Bjørn Sigurd Østern (b. 1938)
A new look
In the early 1960s, the David-Andersen Company again needed a new dynamic designer to modernize the company image and update the production lines along with the recent development of taste. Bjørn Sigurd Østern was chosen, and he was to work with the company on a regular basis 1961-73 as well as from 1974 until 1985. Studying at the National College of Art and Design (NCAD) 1956-61, Østern had been awarded ‘Best Student’. He spent 1963 in the US on a scholarship from the diamond company ‘de Beers Consolidated Mines’ and he helt exhibitions in New York in 1964 and 1965. Østern, and Harry Sørby, who had been with David-Andersen sinse 1929, were the leading designers of the company in the sixties and seventies, contributing to a new and modern look that continued the company’s already strong tradition of Scandinavian Design.
The David-Andersen Trolls
This was an era of new interest in jewelry with a particular focus on silver. At his best, Østern’s style is vigorous with personal qualities in daring colors and structures. When in 1964 D-A launched the Troll Series, Bjørn Sigurd Østern contributed together with five other designers working with the David-Andersen company or with the studio of Uni David-Andersen. One of Østern’s most well known pieces, a stylized boat shaped silver pendant named Bjørns Lykkebåt (Bjørns Ship of Good Fortune) was part of this series.
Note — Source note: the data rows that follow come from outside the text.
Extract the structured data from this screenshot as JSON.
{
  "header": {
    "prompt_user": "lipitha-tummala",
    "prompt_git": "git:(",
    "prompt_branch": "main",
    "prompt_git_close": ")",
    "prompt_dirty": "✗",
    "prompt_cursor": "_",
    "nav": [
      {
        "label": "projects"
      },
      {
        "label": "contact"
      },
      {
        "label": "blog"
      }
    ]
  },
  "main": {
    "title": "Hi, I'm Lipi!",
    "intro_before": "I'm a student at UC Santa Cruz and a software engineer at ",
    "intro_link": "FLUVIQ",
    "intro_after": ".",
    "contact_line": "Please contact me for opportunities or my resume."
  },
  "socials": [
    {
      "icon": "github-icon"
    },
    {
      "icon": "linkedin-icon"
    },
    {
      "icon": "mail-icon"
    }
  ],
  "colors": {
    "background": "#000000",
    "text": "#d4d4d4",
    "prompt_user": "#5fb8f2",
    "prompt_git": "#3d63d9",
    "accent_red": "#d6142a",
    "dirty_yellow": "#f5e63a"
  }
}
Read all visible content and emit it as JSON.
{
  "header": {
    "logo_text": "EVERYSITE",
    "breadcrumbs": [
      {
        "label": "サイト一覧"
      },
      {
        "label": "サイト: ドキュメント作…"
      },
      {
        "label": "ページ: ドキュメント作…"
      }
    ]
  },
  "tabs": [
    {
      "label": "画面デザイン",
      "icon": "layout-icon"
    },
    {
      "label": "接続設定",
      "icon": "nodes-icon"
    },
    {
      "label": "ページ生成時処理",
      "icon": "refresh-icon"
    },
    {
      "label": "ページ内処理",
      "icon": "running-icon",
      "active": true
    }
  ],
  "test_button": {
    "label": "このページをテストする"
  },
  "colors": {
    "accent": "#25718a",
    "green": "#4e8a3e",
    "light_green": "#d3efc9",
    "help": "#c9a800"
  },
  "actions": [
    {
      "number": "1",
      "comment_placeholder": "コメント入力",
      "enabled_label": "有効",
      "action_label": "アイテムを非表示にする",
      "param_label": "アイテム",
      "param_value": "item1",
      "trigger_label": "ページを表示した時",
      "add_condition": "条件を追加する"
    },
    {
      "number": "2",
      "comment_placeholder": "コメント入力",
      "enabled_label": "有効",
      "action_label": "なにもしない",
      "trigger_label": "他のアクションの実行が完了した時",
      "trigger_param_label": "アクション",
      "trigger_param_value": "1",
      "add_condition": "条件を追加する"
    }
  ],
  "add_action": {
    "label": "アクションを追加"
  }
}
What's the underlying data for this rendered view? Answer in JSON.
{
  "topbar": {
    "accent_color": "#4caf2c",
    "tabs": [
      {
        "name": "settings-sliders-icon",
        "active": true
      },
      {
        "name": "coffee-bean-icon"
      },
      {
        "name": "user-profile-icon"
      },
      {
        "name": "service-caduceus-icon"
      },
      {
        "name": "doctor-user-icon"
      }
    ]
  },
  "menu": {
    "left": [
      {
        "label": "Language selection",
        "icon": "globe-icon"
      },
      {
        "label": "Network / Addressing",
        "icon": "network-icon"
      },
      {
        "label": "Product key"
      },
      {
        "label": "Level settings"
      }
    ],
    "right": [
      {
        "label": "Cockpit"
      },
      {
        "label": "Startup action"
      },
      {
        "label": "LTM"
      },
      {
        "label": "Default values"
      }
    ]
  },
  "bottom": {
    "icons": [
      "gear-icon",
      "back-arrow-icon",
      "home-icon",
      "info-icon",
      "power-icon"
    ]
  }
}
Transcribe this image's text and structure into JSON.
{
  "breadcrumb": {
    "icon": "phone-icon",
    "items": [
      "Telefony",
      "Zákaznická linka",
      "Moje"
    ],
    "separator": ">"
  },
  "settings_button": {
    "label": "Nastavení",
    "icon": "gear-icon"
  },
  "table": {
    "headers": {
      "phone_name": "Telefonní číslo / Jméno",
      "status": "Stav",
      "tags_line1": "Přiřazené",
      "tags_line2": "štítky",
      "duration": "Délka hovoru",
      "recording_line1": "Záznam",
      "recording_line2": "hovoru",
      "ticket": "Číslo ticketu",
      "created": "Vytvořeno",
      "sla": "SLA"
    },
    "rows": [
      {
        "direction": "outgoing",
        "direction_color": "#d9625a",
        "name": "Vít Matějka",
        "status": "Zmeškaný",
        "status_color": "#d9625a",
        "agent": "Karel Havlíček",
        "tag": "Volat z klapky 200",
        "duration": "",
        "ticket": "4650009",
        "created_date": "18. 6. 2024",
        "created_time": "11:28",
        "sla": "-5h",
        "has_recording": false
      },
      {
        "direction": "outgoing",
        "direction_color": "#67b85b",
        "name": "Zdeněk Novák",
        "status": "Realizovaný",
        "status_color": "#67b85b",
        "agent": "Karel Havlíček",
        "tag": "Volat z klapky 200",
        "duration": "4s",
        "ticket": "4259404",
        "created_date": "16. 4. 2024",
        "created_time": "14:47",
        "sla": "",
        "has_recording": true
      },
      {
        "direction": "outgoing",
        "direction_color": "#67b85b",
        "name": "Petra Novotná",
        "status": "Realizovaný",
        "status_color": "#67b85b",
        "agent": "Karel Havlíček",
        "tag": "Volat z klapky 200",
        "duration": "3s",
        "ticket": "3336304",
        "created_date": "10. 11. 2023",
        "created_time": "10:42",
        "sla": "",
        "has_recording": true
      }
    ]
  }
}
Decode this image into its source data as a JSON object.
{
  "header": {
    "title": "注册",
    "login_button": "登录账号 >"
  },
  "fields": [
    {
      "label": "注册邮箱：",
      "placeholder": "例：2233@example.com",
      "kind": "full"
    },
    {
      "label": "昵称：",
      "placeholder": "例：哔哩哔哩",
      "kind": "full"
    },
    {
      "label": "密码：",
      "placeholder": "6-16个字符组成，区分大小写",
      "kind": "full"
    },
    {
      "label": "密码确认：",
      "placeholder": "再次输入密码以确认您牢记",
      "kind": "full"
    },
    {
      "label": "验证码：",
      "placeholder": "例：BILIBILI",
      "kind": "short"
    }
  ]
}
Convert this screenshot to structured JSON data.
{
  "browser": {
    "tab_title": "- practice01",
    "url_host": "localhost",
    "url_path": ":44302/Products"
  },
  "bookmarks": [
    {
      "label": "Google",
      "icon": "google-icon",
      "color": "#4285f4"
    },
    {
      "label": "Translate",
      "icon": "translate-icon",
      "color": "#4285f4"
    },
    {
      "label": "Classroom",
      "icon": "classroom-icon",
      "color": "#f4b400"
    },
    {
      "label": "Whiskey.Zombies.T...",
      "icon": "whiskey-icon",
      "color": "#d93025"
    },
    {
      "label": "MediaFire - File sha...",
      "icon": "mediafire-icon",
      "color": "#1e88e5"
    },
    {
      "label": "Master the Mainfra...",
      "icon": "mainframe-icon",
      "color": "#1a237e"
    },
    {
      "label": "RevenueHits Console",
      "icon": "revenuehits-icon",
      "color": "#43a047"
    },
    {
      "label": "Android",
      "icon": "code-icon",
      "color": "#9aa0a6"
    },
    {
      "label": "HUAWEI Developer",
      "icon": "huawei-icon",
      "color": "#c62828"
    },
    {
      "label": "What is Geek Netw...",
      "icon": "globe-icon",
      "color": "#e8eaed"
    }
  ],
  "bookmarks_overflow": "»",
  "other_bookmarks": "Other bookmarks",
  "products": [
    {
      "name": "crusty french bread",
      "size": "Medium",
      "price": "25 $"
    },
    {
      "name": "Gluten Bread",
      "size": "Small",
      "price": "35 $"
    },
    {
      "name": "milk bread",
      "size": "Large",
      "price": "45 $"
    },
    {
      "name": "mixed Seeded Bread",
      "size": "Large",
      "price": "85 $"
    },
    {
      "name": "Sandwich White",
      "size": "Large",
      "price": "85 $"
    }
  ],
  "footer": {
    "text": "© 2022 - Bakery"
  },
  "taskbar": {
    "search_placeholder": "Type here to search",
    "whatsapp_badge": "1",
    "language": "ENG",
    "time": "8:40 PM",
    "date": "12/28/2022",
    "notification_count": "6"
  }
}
With a Norwegian blue/green Amazonite or red/pink Thulite at it’s center, it points towards the typical Østern design from this period, featuring bold silver combining the Scandinavian Design of the 1950s with stones or monochrome enamel. In 1966 Østern lounched a new series of jewelry in silver, characterized by the use of enamel in bright colors and modern but also nostalgic forms inspired by ancient Nordic symbols. Although Østern was of the greatest importance for the jewelry design at David-Andersen, he also designed corpus pieces/silver hollow-ware. Sometimes sculpturous jewelry in a playful way borrowed their forms from the corpus production.
In 1973-74 Bjørn Sigurd Østern worked with the company of Per Killingmo, Oslo, where he designed some very characteristic pieces of kinetic jewelry, repetitively put together of smaller elements.
The Østern workshop
The style, being experimental and highly expressive, bridges the later small scale production of hand made jewelry from Østern’s own workshop, which he has run since 1960, using techniques demanding countless hours of patient work.